Exercise requirements:
Pictures must be kept out of the copy. Every entry is to be duplicated exactly.

#####

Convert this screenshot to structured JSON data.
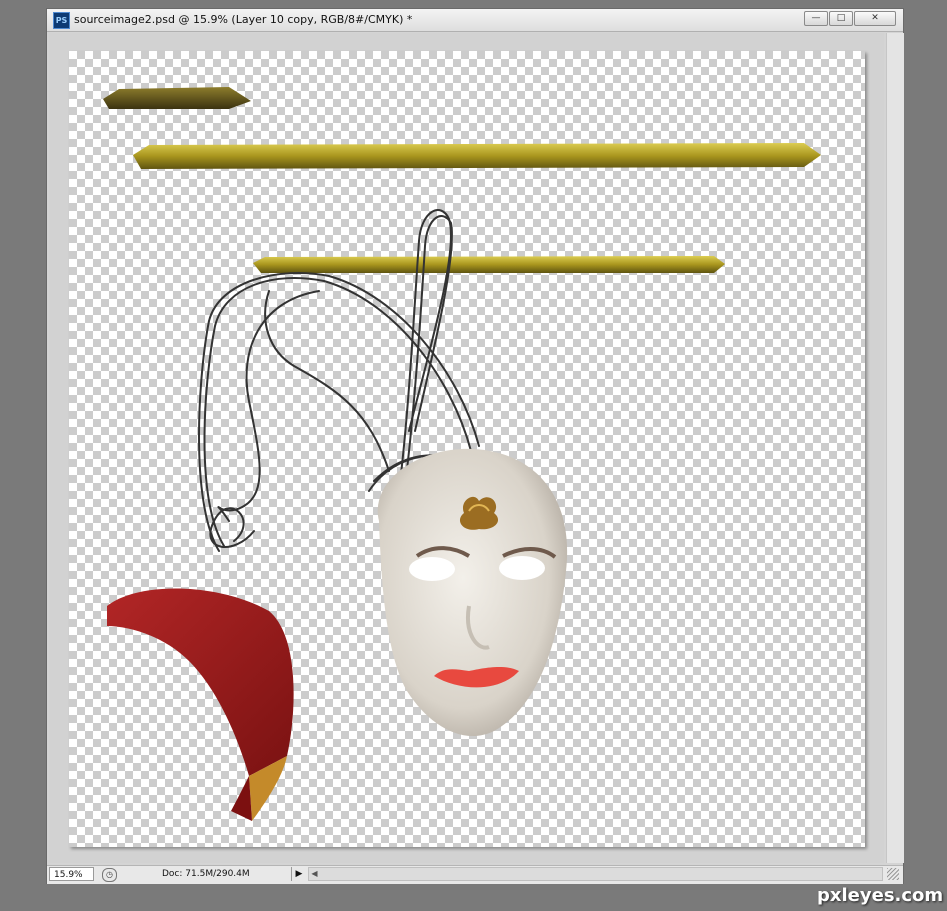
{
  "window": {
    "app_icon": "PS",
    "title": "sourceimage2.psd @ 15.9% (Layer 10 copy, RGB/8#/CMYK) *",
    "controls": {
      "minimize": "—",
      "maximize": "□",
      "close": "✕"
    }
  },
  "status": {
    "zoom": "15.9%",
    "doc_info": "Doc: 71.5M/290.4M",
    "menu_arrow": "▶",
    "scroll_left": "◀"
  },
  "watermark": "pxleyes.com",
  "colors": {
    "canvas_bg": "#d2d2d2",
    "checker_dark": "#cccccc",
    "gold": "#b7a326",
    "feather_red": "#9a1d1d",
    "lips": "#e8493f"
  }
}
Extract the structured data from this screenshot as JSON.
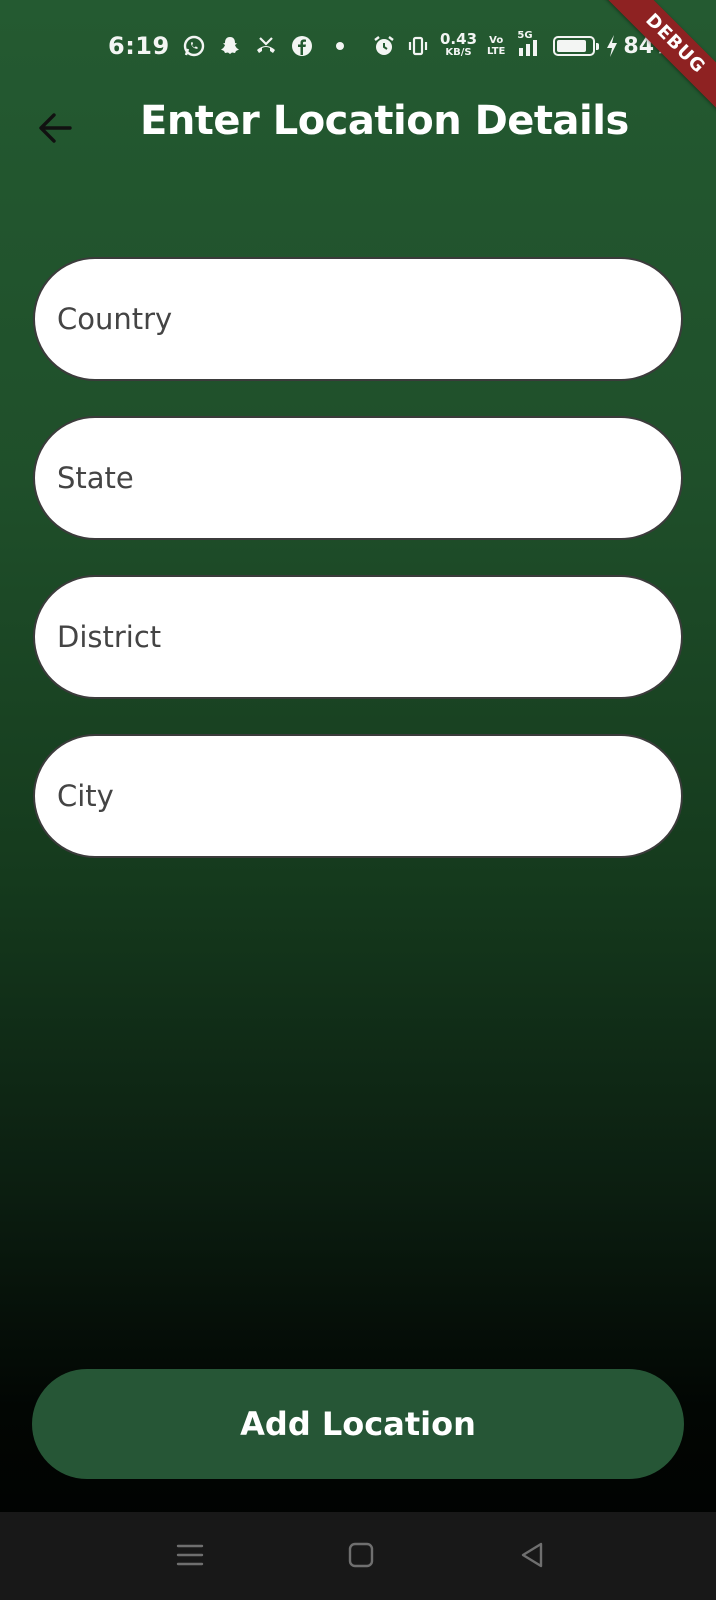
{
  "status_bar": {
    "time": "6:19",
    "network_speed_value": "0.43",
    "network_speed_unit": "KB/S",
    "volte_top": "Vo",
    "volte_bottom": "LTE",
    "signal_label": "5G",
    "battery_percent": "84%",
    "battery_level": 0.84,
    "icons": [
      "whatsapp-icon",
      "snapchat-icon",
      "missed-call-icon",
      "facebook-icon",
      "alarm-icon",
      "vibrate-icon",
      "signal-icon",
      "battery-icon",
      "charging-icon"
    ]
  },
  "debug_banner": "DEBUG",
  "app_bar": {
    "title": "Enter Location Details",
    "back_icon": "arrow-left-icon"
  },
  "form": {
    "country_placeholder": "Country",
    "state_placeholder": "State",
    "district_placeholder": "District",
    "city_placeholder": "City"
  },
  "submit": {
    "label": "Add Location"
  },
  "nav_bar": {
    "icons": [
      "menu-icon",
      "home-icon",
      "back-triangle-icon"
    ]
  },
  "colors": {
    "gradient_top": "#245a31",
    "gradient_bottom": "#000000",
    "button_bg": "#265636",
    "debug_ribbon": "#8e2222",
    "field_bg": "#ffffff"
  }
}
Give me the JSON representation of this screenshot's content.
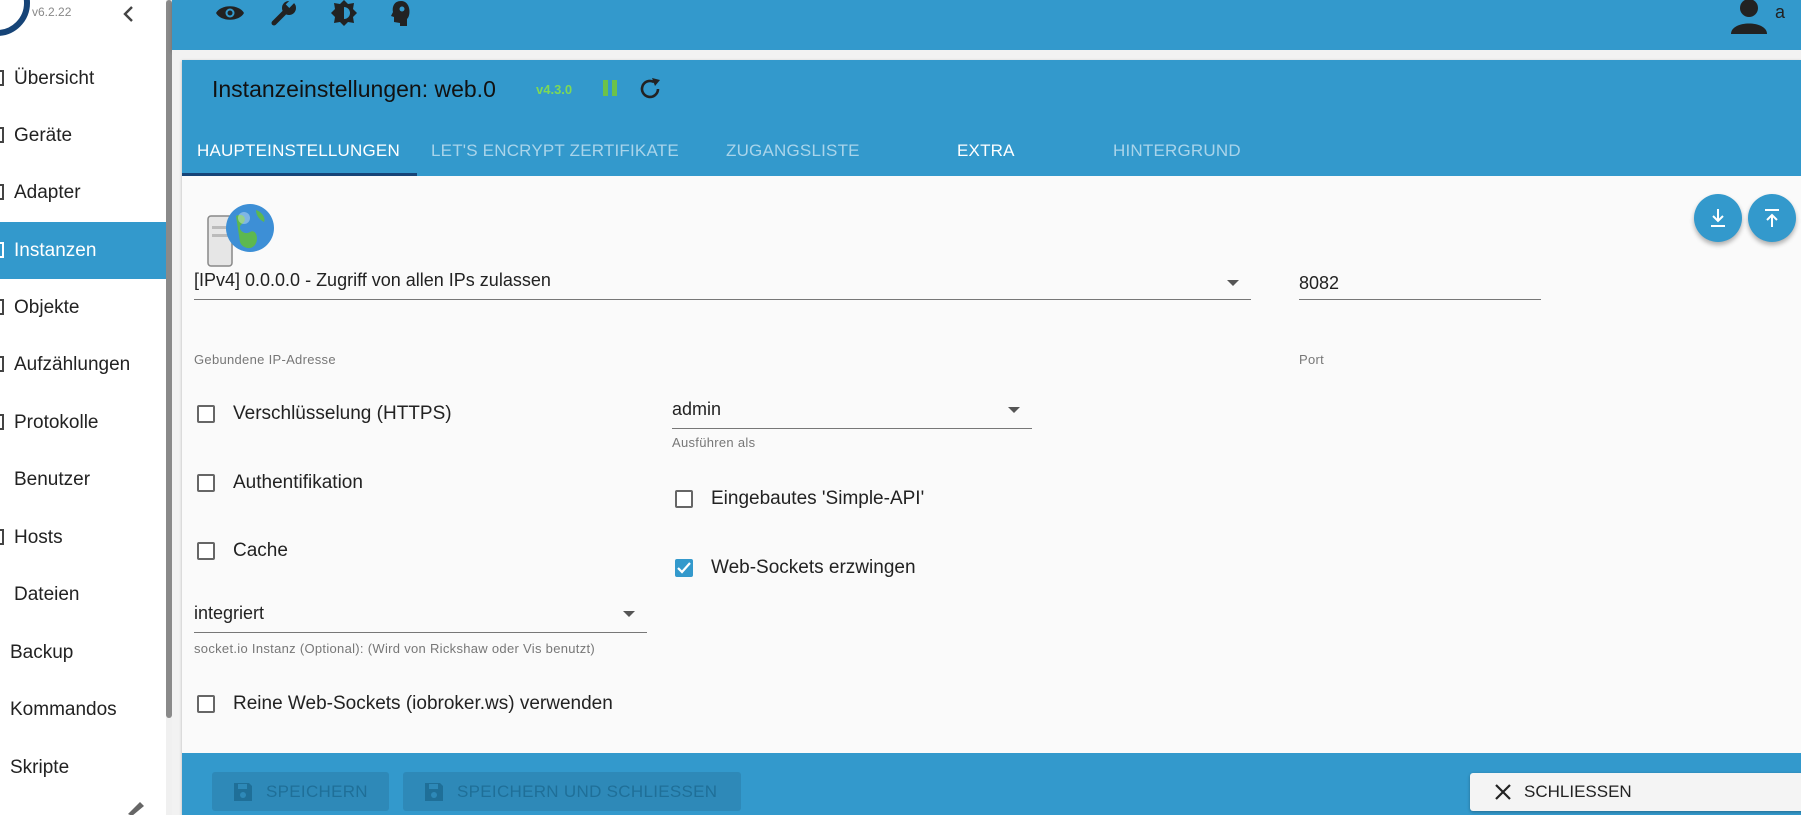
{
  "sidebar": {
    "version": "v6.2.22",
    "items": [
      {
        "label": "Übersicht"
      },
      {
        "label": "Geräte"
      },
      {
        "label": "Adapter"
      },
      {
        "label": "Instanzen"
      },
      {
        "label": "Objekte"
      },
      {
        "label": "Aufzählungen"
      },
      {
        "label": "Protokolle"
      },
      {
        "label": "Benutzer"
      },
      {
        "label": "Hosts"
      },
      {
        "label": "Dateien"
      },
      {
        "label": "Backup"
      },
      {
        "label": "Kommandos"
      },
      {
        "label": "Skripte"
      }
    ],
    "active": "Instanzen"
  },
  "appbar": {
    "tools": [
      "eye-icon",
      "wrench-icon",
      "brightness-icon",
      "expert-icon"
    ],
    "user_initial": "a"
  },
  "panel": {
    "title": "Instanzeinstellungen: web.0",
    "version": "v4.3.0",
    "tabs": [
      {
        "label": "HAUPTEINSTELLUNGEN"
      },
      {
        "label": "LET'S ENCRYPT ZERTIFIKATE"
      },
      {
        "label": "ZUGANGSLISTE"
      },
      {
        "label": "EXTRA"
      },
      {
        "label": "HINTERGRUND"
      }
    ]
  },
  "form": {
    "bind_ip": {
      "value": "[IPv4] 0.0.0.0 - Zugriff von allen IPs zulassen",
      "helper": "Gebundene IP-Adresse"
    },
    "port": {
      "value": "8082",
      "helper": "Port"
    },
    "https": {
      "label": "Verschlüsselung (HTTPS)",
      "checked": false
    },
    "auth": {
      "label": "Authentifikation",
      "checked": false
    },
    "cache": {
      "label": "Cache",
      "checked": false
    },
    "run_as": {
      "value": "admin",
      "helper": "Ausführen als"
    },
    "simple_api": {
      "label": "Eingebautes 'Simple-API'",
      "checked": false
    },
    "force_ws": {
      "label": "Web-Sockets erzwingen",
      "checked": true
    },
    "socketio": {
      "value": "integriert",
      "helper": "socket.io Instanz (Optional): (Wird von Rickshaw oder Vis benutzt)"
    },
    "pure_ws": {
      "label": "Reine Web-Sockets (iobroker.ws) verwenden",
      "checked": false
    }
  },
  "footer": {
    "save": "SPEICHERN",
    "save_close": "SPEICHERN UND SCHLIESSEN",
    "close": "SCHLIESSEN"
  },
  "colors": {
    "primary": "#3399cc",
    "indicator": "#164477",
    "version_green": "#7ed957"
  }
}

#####

Answer box:
Convert this screenshot to structured JSON data.
{
  "window": {
    "app_icon": "PS",
    "title": "sourceimage2.psd @ 15.9% (Layer 10 copy, RGB/8#/CMYK) *",
    "controls": {
      "minimize": "—",
      "maximize": "□",
      "close": "✕"
    }
  },
  "status": {
    "zoom": "15.9%",
    "doc_info": "Doc: 71.5M/290.4M",
    "menu_arrow": "▶",
    "scroll_left": "◀"
  },
  "watermark": "pxleyes.com",
  "colors": {
    "canvas_bg": "#d2d2d2",
    "checker_dark": "#cccccc",
    "gold": "#b7a326",
    "feather_red": "#9a1d1d",
    "lips": "#e8493f"
  }
}
Extract the structured data from this screenshot as JSON.
{
  "status_bar": {
    "time": "6:19",
    "network_speed_value": "0.43",
    "network_speed_unit": "KB/S",
    "volte_top": "Vo",
    "volte_bottom": "LTE",
    "signal_label": "5G",
    "battery_percent": "84%",
    "battery_level": 0.84,
    "icons": [
      "whatsapp-icon",
      "snapchat-icon",
      "missed-call-icon",
      "facebook-icon",
      "alarm-icon",
      "vibrate-icon",
      "signal-icon",
      "battery-icon",
      "charging-icon"
    ]
  },
  "debug_banner": "DEBUG",
  "app_bar": {
    "title": "Enter Location Details",
    "back_icon": "arrow-left-icon"
  },
  "form": {
    "country_placeholder": "Country",
    "state_placeholder": "State",
    "district_placeholder": "District",
    "city_placeholder": "City"
  },
  "submit": {
    "label": "Add Location"
  },
  "nav_bar": {
    "icons": [
      "menu-icon",
      "home-icon",
      "back-triangle-icon"
    ]
  },
  "colors": {
    "gradient_top": "#245a31",
    "gradient_bottom": "#000000",
    "button_bg": "#265636",
    "debug_ribbon": "#8e2222",
    "field_bg": "#ffffff"
  }
}
Give me the JSON representation of this screenshot's content.
{
  "sidebar": {
    "version": "v6.2.22",
    "items": [
      {
        "label": "Übersicht"
      },
      {
        "label": "Geräte"
      },
      {
        "label": "Adapter"
      },
      {
        "label": "Instanzen"
      },
      {
        "label": "Objekte"
      },
      {
        "label": "Aufzählungen"
      },
      {
        "label": "Protokolle"
      },
      {
        "label": "Benutzer"
      },
      {
        "label": "Hosts"
      },
      {
        "label": "Dateien"
      },
      {
        "label": "Backup"
      },
      {
        "label": "Kommandos"
      },
      {
        "label": "Skripte"
      }
    ],
    "active": "Instanzen"
  },
  "appbar": {
    "tools": [
      "eye-icon",
      "wrench-icon",
      "brightness-icon",
      "expert-icon"
    ],
    "user_initial": "a"
  },
  "panel": {
    "title": "Instanzeinstellungen: web.0",
    "version": "v4.3.0",
    "tabs": [
      {
        "label": "HAUPTEINSTELLUNGEN"
      },
      {
        "label": "LET'S ENCRYPT ZERTIFIKATE"
      },
      {
        "label": "ZUGANGSLISTE"
      },
      {
        "label": "EXTRA"
      },
      {
        "label": "HINTERGRUND"
      }
    ]
  },
  "form": {
    "bind_ip": {
      "value": "[IPv4] 0.0.0.0 - Zugriff von allen IPs zulassen",
      "helper": "Gebundene IP-Adresse"
    },
    "port": {
      "value": "8082",
      "helper": "Port"
    },
    "https": {
      "label": "Verschlüsselung (HTTPS)",
      "checked": false
    },
    "auth": {
      "label": "Authentifikation",
      "checked": false
    },
    "cache": {
      "label": "Cache",
      "checked": false
    },
    "run_as": {
      "value": "admin",
      "helper": "Ausführen als"
    },
    "simple_api": {
      "label": "Eingebautes 'Simple-API'",
      "checked": false
    },
    "force_ws": {
      "label": "Web-Sockets erzwingen",
      "checked": true
    },
    "socketio": {
      "value": "integriert",
      "helper": "socket.io Instanz (Optional): (Wird von Rickshaw oder Vis benutzt)"
    },
    "pure_ws": {
      "label": "Reine Web-Sockets (iobroker.ws) verwenden",
      "checked": false
    }
  },
  "footer": {
    "save": "SPEICHERN",
    "save_close": "SPEICHERN UND SCHLIESSEN",
    "close": "SCHLIESSEN"
  },
  "colors": {
    "primary": "#3399cc",
    "indicator": "#164477",
    "version_green": "#7ed957"
  }
}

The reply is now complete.